Juggling assignments, responsibilities and a growing family, Dallman and her husband, Peter, knew firsthand the pressures that dual-career military families face when one parent is deployed. Dallman's work with spouses and families on base increased, and she became more involved with United Through Reading, a nonprofit organization giving deployed service members the opportunity to stay connected to their children through the simple but profound act of reading a storybook aloud on DVD. After volunteering while in Yokosuka, Japan, and co-chairing the organization's Washington, D.C., advisory committee, she became a part-time liaison to the USO in 2006.

With Dallman's involvement, the number of USO host recording sites grew from 40 to 70, and participation resulted in more than 250,000 recordings. Promoted the next year to director of the military program, her team increased the total number of families benefiting by 70 percent; ushered in the largest single donation; forged a cataloging partnership with novelist James Patterson; and created a model for conducting virtual book drives and employee giving campaigns with major donors. Today, United Through Reading benefits more than 325,000 individuals annually.

Now, as the Senior Director for Operations, Dallman leads a team working directly with the Department of Defense service branches, military medical facilities serving Wounded Warriors and program partners like the USO. She also directs volunteers who provide training and support.

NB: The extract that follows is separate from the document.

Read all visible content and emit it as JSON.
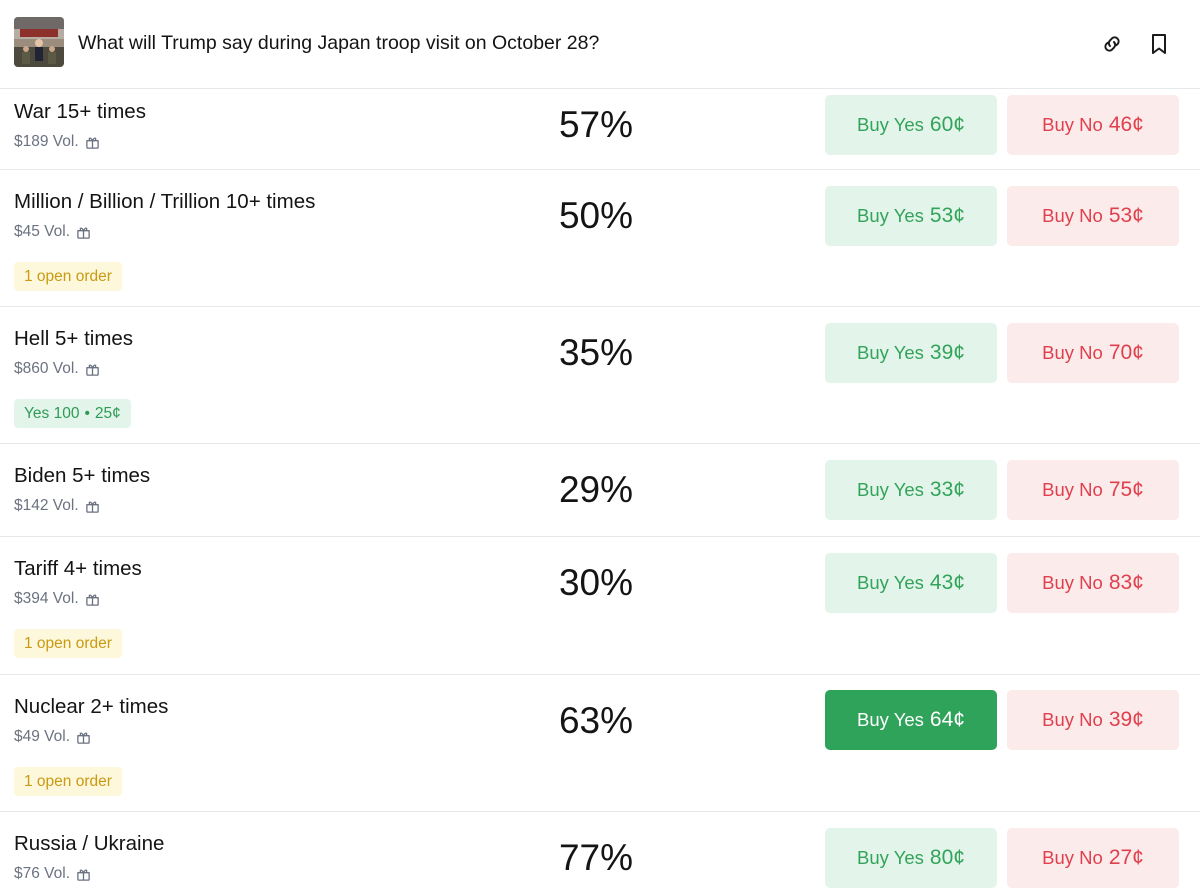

Holy Cross presented Kara Dallman '87 with the Sanctae Crucis Award for championing the best quality of life for United States military personnel and their families and for her distinguished service and leadership in building an innovative nonprofit organization.   ■

 

Next page: Dick Connolly '61 and Katherine Volk '00